--- Recorded information Enclosed Below ---

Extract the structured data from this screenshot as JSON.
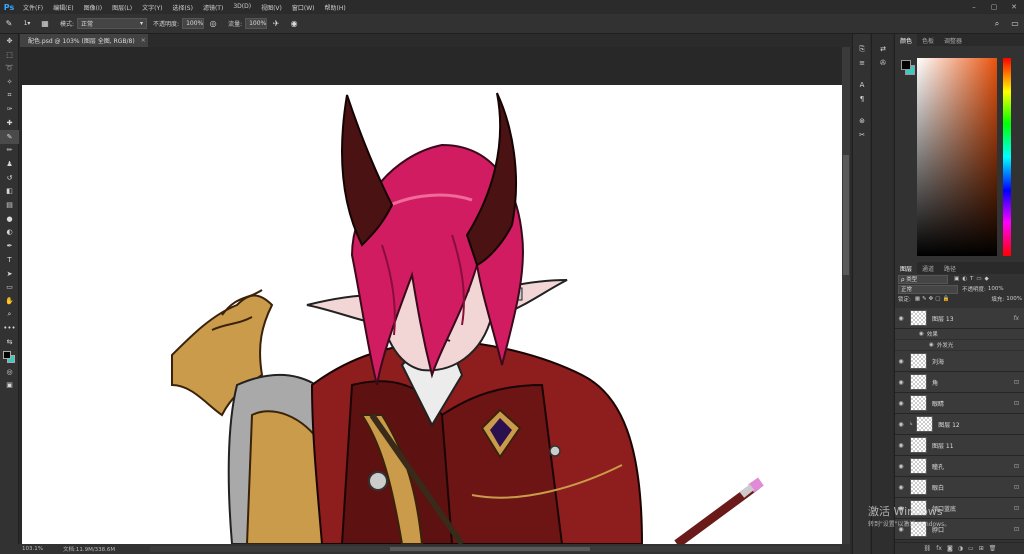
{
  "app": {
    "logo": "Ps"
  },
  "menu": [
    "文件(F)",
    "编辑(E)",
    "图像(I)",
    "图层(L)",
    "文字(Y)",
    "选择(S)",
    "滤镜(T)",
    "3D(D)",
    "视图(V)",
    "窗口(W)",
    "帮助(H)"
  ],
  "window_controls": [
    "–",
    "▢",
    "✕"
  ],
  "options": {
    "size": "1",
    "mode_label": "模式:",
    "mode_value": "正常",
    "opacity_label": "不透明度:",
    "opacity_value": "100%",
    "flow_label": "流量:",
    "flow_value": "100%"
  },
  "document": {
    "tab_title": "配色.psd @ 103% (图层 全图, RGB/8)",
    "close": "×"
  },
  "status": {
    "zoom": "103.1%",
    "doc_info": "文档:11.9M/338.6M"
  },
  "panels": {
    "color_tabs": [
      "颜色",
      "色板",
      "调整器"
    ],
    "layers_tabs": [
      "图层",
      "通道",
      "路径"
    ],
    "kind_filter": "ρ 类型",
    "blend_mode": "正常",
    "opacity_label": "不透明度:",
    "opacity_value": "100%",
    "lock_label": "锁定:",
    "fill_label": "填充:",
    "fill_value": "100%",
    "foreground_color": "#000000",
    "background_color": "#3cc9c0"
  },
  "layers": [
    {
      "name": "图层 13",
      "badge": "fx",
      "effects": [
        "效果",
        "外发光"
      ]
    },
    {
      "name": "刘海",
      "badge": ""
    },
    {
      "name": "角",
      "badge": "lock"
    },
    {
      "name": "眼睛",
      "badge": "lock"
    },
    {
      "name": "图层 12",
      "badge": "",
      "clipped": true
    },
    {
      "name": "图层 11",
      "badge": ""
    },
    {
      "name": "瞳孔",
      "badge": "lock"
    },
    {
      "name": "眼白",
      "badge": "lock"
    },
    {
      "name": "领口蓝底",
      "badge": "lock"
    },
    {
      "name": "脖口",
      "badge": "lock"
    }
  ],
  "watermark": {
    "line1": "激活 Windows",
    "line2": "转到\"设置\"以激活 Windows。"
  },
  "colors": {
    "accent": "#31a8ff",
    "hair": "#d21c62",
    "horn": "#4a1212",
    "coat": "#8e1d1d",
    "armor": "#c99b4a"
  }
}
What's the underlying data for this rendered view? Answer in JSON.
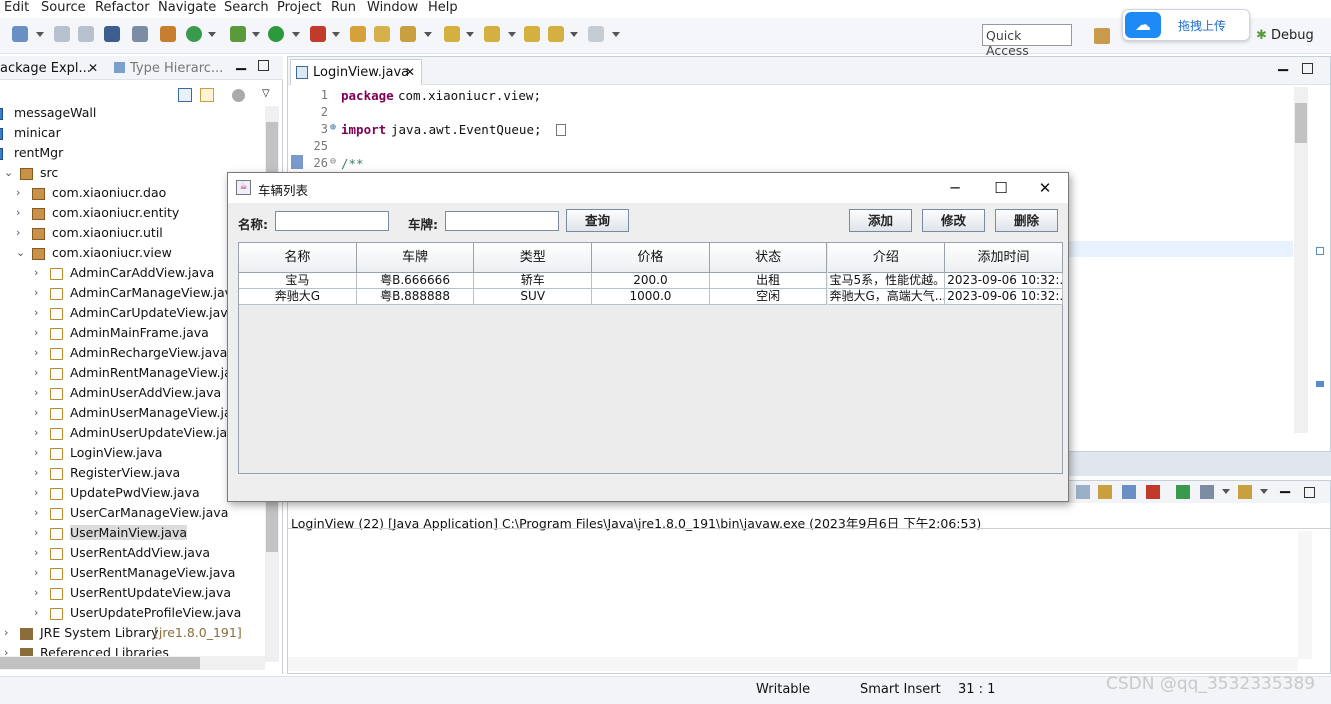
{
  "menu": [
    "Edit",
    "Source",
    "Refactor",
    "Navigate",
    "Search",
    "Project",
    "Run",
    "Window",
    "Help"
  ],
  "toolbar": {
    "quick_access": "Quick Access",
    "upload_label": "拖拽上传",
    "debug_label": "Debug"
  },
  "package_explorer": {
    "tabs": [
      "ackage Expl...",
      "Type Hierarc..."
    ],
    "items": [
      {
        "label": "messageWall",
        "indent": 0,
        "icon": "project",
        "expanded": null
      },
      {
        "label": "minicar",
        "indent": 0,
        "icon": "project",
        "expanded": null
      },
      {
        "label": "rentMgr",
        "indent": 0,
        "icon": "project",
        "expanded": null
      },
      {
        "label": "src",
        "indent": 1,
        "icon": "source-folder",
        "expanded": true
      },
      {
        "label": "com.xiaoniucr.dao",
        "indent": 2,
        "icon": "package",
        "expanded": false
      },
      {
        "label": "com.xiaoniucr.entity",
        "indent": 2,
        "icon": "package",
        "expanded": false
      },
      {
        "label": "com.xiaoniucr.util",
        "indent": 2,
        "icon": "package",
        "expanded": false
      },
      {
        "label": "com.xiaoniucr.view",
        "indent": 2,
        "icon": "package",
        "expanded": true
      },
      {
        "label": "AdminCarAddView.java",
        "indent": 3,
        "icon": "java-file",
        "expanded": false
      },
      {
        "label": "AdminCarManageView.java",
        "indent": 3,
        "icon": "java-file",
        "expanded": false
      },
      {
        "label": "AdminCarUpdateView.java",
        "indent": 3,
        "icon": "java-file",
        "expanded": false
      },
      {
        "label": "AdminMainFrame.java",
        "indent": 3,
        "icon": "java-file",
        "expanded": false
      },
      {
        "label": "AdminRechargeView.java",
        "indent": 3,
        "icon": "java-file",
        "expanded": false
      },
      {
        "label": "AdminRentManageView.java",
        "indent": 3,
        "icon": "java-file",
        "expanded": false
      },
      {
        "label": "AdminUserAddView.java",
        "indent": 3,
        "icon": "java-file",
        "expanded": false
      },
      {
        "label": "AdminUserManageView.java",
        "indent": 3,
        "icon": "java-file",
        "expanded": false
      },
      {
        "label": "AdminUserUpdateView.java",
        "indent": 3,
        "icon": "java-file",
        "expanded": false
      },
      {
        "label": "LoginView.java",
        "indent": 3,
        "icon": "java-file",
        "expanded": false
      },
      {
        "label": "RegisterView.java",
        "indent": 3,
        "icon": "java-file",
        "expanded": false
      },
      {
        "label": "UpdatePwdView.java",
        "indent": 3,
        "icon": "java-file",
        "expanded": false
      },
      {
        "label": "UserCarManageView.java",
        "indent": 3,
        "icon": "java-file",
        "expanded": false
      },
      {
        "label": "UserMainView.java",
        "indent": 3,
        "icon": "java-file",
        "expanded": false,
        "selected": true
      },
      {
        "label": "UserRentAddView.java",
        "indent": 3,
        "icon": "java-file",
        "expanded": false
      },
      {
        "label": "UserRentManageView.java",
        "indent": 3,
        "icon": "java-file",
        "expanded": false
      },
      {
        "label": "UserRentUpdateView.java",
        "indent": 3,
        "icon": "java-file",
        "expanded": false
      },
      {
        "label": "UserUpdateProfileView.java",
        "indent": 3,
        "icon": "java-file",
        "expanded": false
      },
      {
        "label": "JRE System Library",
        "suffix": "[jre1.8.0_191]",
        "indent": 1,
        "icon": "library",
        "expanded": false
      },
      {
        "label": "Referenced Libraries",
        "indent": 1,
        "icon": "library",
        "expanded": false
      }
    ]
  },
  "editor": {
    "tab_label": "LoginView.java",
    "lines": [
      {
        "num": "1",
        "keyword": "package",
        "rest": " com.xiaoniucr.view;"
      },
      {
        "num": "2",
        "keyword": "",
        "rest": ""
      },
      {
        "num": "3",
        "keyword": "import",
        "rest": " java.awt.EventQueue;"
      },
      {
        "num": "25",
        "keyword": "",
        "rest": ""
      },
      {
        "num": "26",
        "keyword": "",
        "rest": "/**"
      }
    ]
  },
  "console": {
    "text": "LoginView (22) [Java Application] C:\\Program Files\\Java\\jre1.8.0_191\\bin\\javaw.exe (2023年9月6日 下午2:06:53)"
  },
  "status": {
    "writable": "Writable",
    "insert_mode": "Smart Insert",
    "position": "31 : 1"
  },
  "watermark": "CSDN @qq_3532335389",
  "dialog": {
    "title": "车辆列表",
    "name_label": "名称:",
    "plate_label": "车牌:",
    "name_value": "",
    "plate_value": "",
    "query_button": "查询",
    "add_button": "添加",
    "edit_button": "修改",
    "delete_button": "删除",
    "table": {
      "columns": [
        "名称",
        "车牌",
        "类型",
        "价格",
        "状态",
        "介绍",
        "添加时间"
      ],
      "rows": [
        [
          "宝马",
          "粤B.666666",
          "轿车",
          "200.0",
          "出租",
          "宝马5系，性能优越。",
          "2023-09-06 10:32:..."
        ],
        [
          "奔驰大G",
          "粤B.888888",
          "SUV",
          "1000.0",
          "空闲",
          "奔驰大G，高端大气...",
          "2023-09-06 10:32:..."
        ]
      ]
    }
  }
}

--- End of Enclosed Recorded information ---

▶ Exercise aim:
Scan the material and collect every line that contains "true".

▶ The answer:
      "clipped": true
        "expanded": true
        "expanded": true
        "selected": true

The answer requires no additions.